→ Data excerpts:
-----
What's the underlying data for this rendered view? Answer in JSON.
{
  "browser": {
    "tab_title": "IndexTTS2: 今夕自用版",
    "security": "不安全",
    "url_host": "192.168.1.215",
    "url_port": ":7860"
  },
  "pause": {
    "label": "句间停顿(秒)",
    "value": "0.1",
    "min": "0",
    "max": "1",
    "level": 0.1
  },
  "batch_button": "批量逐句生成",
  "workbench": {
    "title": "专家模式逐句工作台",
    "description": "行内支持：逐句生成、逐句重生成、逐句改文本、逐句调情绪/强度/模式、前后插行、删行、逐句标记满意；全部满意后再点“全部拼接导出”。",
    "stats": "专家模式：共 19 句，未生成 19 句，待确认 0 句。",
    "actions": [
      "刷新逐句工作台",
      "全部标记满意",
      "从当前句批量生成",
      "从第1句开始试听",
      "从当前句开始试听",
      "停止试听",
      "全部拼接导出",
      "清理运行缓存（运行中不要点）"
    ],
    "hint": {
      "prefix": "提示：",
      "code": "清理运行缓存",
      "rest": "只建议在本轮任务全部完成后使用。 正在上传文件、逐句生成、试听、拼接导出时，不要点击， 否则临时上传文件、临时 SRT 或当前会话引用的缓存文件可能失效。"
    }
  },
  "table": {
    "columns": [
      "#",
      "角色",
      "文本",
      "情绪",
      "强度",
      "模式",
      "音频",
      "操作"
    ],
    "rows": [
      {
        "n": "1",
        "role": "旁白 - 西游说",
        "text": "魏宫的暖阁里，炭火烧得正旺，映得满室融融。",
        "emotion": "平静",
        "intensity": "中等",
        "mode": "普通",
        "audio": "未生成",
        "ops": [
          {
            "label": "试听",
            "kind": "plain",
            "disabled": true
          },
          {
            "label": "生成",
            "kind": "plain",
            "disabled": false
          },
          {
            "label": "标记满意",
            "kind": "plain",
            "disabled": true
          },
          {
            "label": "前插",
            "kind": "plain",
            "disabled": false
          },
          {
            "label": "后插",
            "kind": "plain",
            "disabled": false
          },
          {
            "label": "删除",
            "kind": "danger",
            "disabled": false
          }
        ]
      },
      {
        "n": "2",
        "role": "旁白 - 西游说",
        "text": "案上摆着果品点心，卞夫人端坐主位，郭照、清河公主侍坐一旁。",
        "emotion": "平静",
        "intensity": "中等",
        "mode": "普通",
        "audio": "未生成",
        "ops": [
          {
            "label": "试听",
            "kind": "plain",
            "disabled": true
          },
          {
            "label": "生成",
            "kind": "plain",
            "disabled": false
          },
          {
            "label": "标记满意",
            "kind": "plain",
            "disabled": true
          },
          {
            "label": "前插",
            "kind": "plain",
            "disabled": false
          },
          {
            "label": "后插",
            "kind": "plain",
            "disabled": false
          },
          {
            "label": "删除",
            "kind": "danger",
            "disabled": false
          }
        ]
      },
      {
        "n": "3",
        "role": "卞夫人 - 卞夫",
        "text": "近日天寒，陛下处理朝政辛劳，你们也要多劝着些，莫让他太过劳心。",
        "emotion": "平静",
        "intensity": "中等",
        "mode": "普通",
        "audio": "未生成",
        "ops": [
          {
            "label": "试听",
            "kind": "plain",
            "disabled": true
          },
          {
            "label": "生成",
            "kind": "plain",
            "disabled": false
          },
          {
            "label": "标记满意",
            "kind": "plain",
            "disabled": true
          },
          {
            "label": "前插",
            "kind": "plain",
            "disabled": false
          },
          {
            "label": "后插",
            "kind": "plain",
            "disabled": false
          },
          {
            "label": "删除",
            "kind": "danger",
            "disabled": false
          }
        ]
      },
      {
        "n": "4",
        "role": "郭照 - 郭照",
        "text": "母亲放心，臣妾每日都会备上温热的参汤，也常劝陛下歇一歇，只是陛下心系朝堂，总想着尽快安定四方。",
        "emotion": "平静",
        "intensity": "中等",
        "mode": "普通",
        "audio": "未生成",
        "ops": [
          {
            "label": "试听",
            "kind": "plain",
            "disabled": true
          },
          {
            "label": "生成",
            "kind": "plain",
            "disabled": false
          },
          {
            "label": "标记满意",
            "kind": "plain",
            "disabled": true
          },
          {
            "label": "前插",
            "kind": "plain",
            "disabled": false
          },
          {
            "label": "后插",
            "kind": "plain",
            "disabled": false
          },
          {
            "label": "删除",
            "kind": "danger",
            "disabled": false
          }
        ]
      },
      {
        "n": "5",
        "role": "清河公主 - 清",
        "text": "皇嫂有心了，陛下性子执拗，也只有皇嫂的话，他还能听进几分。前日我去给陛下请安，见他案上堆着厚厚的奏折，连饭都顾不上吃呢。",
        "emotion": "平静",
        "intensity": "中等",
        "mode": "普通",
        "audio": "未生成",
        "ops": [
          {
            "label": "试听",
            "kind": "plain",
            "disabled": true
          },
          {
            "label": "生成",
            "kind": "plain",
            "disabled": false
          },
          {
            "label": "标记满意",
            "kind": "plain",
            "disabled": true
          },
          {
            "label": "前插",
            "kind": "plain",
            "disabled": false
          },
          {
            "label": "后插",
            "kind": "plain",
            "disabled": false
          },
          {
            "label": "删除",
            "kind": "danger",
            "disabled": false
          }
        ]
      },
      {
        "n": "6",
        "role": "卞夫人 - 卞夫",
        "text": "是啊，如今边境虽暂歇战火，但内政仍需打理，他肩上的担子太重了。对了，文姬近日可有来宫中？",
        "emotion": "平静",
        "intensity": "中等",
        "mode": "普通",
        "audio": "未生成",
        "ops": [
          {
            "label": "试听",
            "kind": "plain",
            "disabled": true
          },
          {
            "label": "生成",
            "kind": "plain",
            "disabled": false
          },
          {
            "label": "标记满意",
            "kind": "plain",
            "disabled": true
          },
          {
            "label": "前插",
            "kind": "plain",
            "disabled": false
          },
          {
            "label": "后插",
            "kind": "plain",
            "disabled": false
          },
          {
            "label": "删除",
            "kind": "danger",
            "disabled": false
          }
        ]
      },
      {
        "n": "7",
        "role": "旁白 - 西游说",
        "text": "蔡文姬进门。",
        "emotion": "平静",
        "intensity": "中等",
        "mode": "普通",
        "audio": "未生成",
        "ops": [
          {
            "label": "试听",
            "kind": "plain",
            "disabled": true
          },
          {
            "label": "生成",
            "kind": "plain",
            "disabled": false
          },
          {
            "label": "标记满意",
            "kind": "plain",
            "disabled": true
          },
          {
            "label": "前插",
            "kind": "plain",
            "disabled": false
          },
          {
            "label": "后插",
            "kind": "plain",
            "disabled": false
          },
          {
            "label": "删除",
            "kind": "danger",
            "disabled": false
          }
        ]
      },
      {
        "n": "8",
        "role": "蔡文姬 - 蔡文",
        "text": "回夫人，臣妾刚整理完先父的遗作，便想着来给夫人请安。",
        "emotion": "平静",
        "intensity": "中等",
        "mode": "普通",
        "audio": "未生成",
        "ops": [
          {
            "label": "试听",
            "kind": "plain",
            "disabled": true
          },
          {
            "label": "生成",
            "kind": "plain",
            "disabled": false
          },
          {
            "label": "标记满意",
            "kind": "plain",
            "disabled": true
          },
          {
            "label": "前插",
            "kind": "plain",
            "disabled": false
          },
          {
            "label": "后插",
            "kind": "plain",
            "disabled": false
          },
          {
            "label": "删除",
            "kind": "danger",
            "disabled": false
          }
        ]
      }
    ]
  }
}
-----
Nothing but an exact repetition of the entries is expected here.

→ Your solution:
What's the underlying data for this rendered view? Answer in JSON.
{
  "browser": {
    "tab_title": "IndexTTS2: 今夕自用版",
    "security": "不安全",
    "url_host": "192.168.1.215",
    "url_port": ":7860"
  },
  "pause": {
    "label": "句间停顿(秒)",
    "value": "0.1",
    "min": "0",
    "max": "1",
    "level": 0.1
  },
  "batch_button": "批量逐句生成",
  "workbench": {
    "title": "专家模式逐句工作台",
    "description": "行内支持：逐句生成、逐句重生成、逐句改文本、逐句调情绪/强度/模式、前后插行、删行、逐句标记满意；全部满意后再点“全部拼接导出”。",
    "stats": "专家模式：共 19 句，未生成 19 句，待确认 0 句。",
    "actions": [
      "刷新逐句工作台",
      "全部标记满意",
      "从当前句批量生成",
      "从第1句开始试听",
      "从当前句开始试听",
      "停止试听",
      "全部拼接导出",
      "清理运行缓存（运行中不要点）"
    ],
    "hint": {
      "prefix": "提示：",
      "code": "清理运行缓存",
      "rest": "只建议在本轮任务全部完成后使用。 正在上传文件、逐句生成、试听、拼接导出时，不要点击， 否则临时上传文件、临时 SRT 或当前会话引用的缓存文件可能失效。"
    }
  },
  "table": {
    "columns": [
      "#",
      "角色",
      "文本",
      "情绪",
      "强度",
      "模式",
      "音频",
      "操作"
    ],
    "rows": [
      {
        "n": "1",
        "role": "旁白 - 西游说",
        "text": "魏宫的暖阁里，炭火烧得正旺，映得满室融融。",
        "emotion": "平静",
        "intensity": "中等",
        "mode": "普通",
        "audio": "未生成",
        "ops": [
          {
            "label": "试听",
            "kind": "plain",
            "disabled": true
          },
          {
            "label": "生成",
            "kind": "plain",
            "disabled": false
          },
          {
            "label": "标记满意",
            "kind": "plain",
            "disabled": true
          },
          {
            "label": "前插",
            "kind": "plain",
            "disabled": false
          },
          {
            "label": "后插",
            "kind": "plain",
            "disabled": false
          },
          {
            "label": "删除",
            "kind": "danger",
            "disabled": false
          }
        ]
      },
      {
        "n": "2",
        "role": "旁白 - 西游说",
        "text": "案上摆着果品点心，卞夫人端坐主位，郭照、清河公主侍坐一旁。",
        "emotion": "平静",
        "intensity": "中等",
        "mode": "普通",
        "audio": "未生成",
        "ops": [
          {
            "label": "试听",
            "kind": "plain",
            "disabled": true
          },
          {
            "label": "生成",
            "kind": "plain",
            "disabled": false
          },
          {
            "label": "标记满意",
            "kind": "plain",
            "disabled": true
          },
          {
            "label": "前插",
            "kind": "plain",
            "disabled": false
          },
          {
            "label": "后插",
            "kind": "plain",
            "disabled": false
          },
          {
            "label": "删除",
            "kind": "danger",
            "disabled": false
          }
        ]
      },
      {
        "n": "3",
        "role": "卞夫人 - 卞夫",
        "text": "近日天寒，陛下处理朝政辛劳，你们也要多劝着些，莫让他太过劳心。",
        "emotion": "平静",
        "intensity": "中等",
        "mode": "普通",
        "audio": "未生成",
        "ops": [
          {
            "label": "试听",
            "kind": "plain",
            "disabled": true
          },
          {
            "label": "生成",
            "kind": "plain",
            "disabled": false
          },
          {
            "label": "标记满意",
            "kind": "plain",
            "disabled": true
          },
          {
            "label": "前插",
            "kind": "plain",
            "disabled": false
          },
          {
            "label": "后插",
            "kind": "plain",
            "disabled": false
          },
          {
            "label": "删除",
            "kind": "danger",
            "disabled": false
          }
        ]
      },
      {
        "n": "4",
        "role": "郭照 - 郭照",
        "text": "母亲放心，臣妾每日都会备上温热的参汤，也常劝陛下歇一歇，只是陛下心系朝堂，总想着尽快安定四方。",
        "emotion": "平静",
        "intensity": "中等",
        "mode": "普通",
        "audio": "未生成",
        "ops": [
          {
            "label": "试听",
            "kind": "plain",
            "disabled": true
          },
          {
            "label": "生成",
            "kind": "plain",
            "disabled": false
          },
          {
            "label": "标记满意",
            "kind": "plain",
            "disabled": true
          },
          {
            "label": "前插",
            "kind": "plain",
            "disabled": false
          },
          {
            "label": "后插",
            "kind": "plain",
            "disabled": false
          },
          {
            "label": "删除",
            "kind": "danger",
            "disabled": false
          }
        ]
      },
      {
        "n": "5",
        "role": "清河公主 - 清",
        "text": "皇嫂有心了，陛下性子执拗，也只有皇嫂的话，他还能听进几分。前日我去给陛下请安，见他案上堆着厚厚的奏折，连饭都顾不上吃呢。",
        "emotion": "平静",
        "intensity": "中等",
        "mode": "普通",
        "audio": "未生成",
        "ops": [
          {
            "label": "试听",
            "kind": "plain",
            "disabled": true
          },
          {
            "label": "生成",
            "kind": "plain",
            "disabled": false
          },
          {
            "label": "标记满意",
            "kind": "plain",
            "disabled": true
          },
          {
            "label": "前插",
            "kind": "plain",
            "disabled": false
          },
          {
            "label": "后插",
            "kind": "plain",
            "disabled": false
          },
          {
            "label": "删除",
            "kind": "danger",
            "disabled": false
          }
        ]
      },
      {
        "n": "6",
        "role": "卞夫人 - 卞夫",
        "text": "是啊，如今边境虽暂歇战火，但内政仍需打理，他肩上的担子太重了。对了，文姬近日可有来宫中？",
        "emotion": "平静",
        "intensity": "中等",
        "mode": "普通",
        "audio": "未生成",
        "ops": [
          {
            "label": "试听",
            "kind": "plain",
            "disabled": true
          },
          {
            "label": "生成",
            "kind": "plain",
            "disabled": false
          },
          {
            "label": "标记满意",
            "kind": "plain",
            "disabled": true
          },
          {
            "label": "前插",
            "kind": "plain",
            "disabled": false
          },
          {
            "label": "后插",
            "kind": "plain",
            "disabled": false
          },
          {
            "label": "删除",
            "kind": "danger",
            "disabled": false
          }
        ]
      },
      {
        "n": "7",
        "role": "旁白 - 西游说",
        "text": "蔡文姬进门。",
        "emotion": "平静",
        "intensity": "中等",
        "mode": "普通",
        "audio": "未生成",
        "ops": [
          {
            "label": "试听",
            "kind": "plain",
            "disabled": true
          },
          {
            "label": "生成",
            "kind": "plain",
            "disabled": false
          },
          {
            "label": "标记满意",
            "kind": "plain",
            "disabled": true
          },
          {
            "label": "前插",
            "kind": "plain",
            "disabled": false
          },
          {
            "label": "后插",
            "kind": "plain",
            "disabled": false
          },
          {
            "label": "删除",
            "kind": "danger",
            "disabled": false
          }
        ]
      },
      {
        "n": "8",
        "role": "蔡文姬 - 蔡文",
        "text": "回夫人，臣妾刚整理完先父的遗作，便想着来给夫人请安。",
        "emotion": "平静",
        "intensity": "中等",
        "mode": "普通",
        "audio": "未生成",
        "ops": [
          {
            "label": "试听",
            "kind": "plain",
            "disabled": true
          },
          {
            "label": "生成",
            "kind": "plain",
            "disabled": false
          },
          {
            "label": "标记满意",
            "kind": "plain",
            "disabled": true
          },
          {
            "label": "前插",
            "kind": "plain",
            "disabled": false
          },
          {
            "label": "后插",
            "kind": "plain",
            "disabled": false
          },
          {
            "label": "删除",
            "kind": "danger",
            "disabled": false
          }
        ]
      }
    ]
  }
}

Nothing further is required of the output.